Champoeg History

Champoeg is a Centuries-old Gathering Place

Champoeg State Heritage Area is a popular destination for its peaceful setting that also affords visitors a chance to explore hiking and biking trails, campsites and birds, such as bluebirds, ospreys and meadowlarks, and other wildlife.

But this verdant floodplain actually has been a vibrant gathering place for native and European cultures and peoples for centuries thanks to its location along the Willamette River which spurred its development as a hub of early water and land transportation networks.

Who are the Kalapuya?

The native Kalapuya people called Champoeg home hundreds of years before Lewis and Clark explored the Columbia River. The Kalapuya are one of 27 Native American tribes of the Confederated Tribes of the Grand Ronde, and their present day reservation is in Yamhill and Polk counties. The Kalapuya tribe’s traditional homeland is in western Oregon from the Columbia River to the Calapooya Mountains at the Umpqua River.

The Champoeg area was a traditional gathering place for the Kalapuya who fished in the Willamette River and conducted controlled burns on the prairie. Burning away weeds, shrubs and small trees helped to enrich the prairie soil and promote the growth of grasses that deer and elk eat. The Kalapuya hunted the grazing animals that fed on the prairie grasses.

Kalapuya also came to Champoeg for the camas lily bulbs, an important food staple that still grows there in abundance in the moist meadow soil of Champoeg. The Kalapuya harvested the camas bulbs, roasted them in an earthen pit and formed them into bricks that tasted like a sweet potato. The bulbs could be used as a flour and helped sustain the tribes during the winter.  Many Native American groups ate camas lily bulbs and the Kalapuya traded them for goods at Champoeg.

Newcomers to Champoeg

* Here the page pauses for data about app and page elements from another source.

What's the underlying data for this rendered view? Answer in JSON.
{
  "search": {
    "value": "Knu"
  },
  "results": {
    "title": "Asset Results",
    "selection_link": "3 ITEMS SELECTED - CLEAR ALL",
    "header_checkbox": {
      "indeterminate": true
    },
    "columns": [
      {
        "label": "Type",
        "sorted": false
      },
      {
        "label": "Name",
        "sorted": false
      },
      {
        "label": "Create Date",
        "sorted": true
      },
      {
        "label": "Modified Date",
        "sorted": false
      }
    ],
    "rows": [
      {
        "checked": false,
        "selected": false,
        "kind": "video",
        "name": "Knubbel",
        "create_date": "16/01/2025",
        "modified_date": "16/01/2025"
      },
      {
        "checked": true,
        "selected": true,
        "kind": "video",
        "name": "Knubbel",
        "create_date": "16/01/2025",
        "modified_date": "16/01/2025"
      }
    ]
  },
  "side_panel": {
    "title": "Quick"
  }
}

By the early 1800s, French-Canadian fur trappers, associated with the Hudson Bay Company’s Fort Vancouver, roamed the region in search of the then-popular beaver fur. By the 1830s, fur trade declined and beaver had been trapped to near extinction. Many French Canadian fur trappers turned to wheat farming at Champoeg as a second career and the surrounding area became known as the French Prairie. The rich loamy soil of the floodplain and centuries of controlled burning by the Kalapuya made the prairie a ripe place for farming.

Word spread East about the rich Oregon farmland and the growing popularity of Manifest Destiny brought European settlers over the Oregon Trail in the early 1840s. The town’s location on the river facilitated transportation of its wheat to market. Champoeg had several steamboat landings that brought passengers and goods to town and carried area farm products to Hudson Bay Company’s Fort Vancouver which had begun selling the Oregon wheat to Russia.

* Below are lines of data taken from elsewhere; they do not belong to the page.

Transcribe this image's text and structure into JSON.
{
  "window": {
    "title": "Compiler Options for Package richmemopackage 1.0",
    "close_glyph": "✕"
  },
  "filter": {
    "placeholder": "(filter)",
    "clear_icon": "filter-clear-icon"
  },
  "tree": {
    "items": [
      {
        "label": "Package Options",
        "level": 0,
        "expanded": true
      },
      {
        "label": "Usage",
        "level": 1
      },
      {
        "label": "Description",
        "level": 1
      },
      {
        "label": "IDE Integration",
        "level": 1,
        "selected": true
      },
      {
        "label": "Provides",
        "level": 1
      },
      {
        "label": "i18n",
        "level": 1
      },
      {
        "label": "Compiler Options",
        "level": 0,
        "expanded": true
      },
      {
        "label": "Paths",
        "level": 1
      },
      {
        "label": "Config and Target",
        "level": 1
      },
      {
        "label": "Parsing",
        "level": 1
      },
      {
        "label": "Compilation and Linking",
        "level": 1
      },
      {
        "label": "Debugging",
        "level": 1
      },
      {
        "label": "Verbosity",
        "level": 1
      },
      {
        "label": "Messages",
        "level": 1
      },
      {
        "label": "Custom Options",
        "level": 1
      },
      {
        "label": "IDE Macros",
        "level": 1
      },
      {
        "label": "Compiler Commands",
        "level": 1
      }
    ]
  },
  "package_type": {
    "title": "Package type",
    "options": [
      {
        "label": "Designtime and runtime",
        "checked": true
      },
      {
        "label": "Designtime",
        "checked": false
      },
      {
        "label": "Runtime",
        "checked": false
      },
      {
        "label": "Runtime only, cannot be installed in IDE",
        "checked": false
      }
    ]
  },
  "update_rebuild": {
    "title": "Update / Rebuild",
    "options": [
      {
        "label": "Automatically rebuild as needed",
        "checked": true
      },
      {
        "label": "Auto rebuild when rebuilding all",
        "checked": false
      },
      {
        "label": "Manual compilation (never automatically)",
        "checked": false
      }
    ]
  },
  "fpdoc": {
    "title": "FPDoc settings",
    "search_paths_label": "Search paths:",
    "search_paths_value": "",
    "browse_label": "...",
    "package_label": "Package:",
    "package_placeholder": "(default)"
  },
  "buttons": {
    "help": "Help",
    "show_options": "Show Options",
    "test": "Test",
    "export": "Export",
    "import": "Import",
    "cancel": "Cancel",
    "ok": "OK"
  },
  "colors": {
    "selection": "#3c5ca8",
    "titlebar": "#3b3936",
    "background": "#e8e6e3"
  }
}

Pastoral Champoeg Serves as the Cradle of Early Government

Champoeg eventually grew to about 200 settlers. It also became the cradle of early territorial government with the historic 1843 vote – the first democratic vote in the West – which established Oregon’s allegiance to the United States and created the first provisional government in the Northwest.

A powerful flood in 1861 destroyed Champoeg and erased most evidence of the bustling town that once existed here. Today The Friends of Historic Champoeg and Oregon State Parks work together to preserve, restore and interpret the region’s rich heritage. Learn more about Champoeg's history by visiting its extended reading page.